During application, i.e., while giving the session

  • Introduce the students to the different thinking styles
  • Introduce them to the challenge and the rules: They will need to find solutions in groups and write them into a shared document, but it is not allowed to repeat solutions other groups have already written down (you will delete them), and they have only five minutes.
  • Tell them where the document is and make sure everybody has access to it.
  • Sent the groups to breakout rooms.
  • Delete any repetitive answers in the document while the groups are working.
  • Call the groups back in the online classroom after 5 minutes.

Follow-up, about what to do after the session

  • Review and discuss the quality of with the two creative thinking styles gained insights/ ideas. Relate them to the need analysis or problem solution development process.
  • If you want, you can ask participants to select the most useful/insightful/crazy idea by making “I” in the document.

Examples and/or testimonials

Patricia Wolf, Professor in Innovation Management at the University of Southern Denmark:

During the COVID pandemic, I used the method in a hybrid teaching setting in a class with Bachelor Engineering students in “Product Development and Innovation” (3rd semester) to explain the difference between convergent and divergent thinking. Some of the students were in class and others were online.

I used the following table published by Cropley (2006: 391) to give them some examples of divergent and convergent thinking.

Kind of thinkingConvergentDivergent
Typical Processes
  • Being logical
  • Recognizing the familiar
  • Combining what “belongs” together
  • Homing in on the single best answer
  • Reapplying set techniques
  • Preserving the already known
  • Achieving accuracy and correctness
  • Playing it safe
  • Sticking to a narrow range of obviously relevant information
  • Making associations from adjacent fields only
  • Being unconventional
  • Seeing the known in a new light
  • Combining the disparate
  • Producing multiple answers
  • Shifting perspective
  • Transforming the known
  • Seeing new possibilities
  • Taking risks
  • Retrieving a broad range of existing knowledge
  • Associating ideas from remote fields
Typical Results
for the Individual
  • Greater familiarity with what already exists
  • Better grasp of the facts
  • A quick, “correct” answer Development of a high level of skill
  • Closure on an issue
  • A feeling of security and safety
  • Alternative or multiple solutions
  • Deviation from the usual
  • A surprising answer
  • New lines of attack or ways of doing things
  • Exciting or risky possibilities
  • A feeling of uncertainty or excitement
We had pre-formed groups and MS Teams group rooms. I uploaded the word document below to the general folder of the MS Teams group. It contained the following very simple task sheet: 

Help the old lady! Come up with means on how she can transfer her food from the supermarket to her home.

You cannot repeat a solution that another group has already mentioned!

Group number 3 solutions resulting from convergent thinking 3 solutions resulting from divergent thinking

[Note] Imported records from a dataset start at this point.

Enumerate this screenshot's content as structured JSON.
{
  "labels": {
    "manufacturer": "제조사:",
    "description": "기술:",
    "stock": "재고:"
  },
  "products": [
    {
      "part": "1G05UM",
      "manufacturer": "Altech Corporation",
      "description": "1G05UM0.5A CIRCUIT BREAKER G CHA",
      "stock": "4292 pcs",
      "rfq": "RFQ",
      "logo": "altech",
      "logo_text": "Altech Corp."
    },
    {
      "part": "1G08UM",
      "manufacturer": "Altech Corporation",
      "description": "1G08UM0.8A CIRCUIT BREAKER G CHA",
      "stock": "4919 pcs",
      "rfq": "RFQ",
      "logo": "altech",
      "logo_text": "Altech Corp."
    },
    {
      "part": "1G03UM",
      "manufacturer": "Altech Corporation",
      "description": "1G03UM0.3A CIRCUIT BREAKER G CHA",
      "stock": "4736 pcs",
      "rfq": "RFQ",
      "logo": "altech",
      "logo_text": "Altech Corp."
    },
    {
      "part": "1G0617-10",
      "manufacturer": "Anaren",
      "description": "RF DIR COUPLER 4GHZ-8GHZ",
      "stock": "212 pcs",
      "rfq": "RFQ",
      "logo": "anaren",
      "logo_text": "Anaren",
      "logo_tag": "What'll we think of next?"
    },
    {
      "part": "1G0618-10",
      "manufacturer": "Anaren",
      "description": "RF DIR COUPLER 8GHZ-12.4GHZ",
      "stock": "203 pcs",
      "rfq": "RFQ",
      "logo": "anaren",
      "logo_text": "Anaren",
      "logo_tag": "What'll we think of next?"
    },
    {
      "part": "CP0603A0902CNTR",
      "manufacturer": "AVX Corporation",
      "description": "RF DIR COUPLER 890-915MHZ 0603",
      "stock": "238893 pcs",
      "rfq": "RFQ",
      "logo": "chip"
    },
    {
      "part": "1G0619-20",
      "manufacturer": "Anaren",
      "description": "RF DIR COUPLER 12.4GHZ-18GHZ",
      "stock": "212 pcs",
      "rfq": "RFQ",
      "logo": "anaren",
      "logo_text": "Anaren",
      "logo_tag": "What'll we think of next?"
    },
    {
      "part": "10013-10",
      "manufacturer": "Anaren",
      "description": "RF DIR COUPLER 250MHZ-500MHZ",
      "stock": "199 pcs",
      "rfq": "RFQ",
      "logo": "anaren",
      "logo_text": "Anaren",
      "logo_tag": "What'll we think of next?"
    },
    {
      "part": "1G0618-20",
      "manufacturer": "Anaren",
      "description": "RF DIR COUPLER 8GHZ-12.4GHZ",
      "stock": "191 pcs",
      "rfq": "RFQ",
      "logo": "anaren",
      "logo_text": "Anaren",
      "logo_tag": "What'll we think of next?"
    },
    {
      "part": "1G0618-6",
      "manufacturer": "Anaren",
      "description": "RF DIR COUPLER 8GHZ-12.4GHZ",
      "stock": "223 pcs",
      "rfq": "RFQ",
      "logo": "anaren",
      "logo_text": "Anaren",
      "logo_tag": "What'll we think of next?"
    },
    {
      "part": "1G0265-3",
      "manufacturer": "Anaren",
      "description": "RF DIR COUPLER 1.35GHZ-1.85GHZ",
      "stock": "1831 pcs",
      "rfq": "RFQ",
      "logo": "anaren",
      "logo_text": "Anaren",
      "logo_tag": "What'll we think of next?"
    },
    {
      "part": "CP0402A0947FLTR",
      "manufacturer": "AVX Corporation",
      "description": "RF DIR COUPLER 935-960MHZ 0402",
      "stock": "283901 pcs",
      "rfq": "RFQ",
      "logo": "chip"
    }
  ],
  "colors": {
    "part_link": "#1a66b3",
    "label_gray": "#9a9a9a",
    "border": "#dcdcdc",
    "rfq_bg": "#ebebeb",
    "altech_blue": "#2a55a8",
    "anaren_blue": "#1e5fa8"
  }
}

The students had a lot of fun, particularly in filling in the divergent thinking part, and a lot of funny suggestions were made (e.g., send the old lady and her food in a parcel with Post Nord). I needed to delete repetitive answers across the group, to ensure a wide variety in the answers – this was also the most stressful part.

Altogether, the exercise went well!

Tools needed

You will need a platform to share screens and communicate with the participants, such as: MS Teams, Zoom or similar. As well as access to a shared document (Google doc, Word etc.)

  • Miro
  • Mural
  • Concept board
  • Padlet



A link to a variation of the exercise in physical settings – if you want to do this online, you will need to send sets with material in advance to the participants or ask them to have material sets available at their places:

Convergent and divergent thinking in idea generation: Blog post by Martin Luenendonk (last updated on September 19, 2019):






Spencer, J. (2019, February 19). Convergent Thinking Versus Divergent Thinking. [Video]. YouTube.


Guilford, J. P. (1950). Creativity. American Psychologist, 5, 444–454.

Cropley, A. (2006). In Praise of Convergent Thinking. Creativity Research Journal, 18(3), 391-404.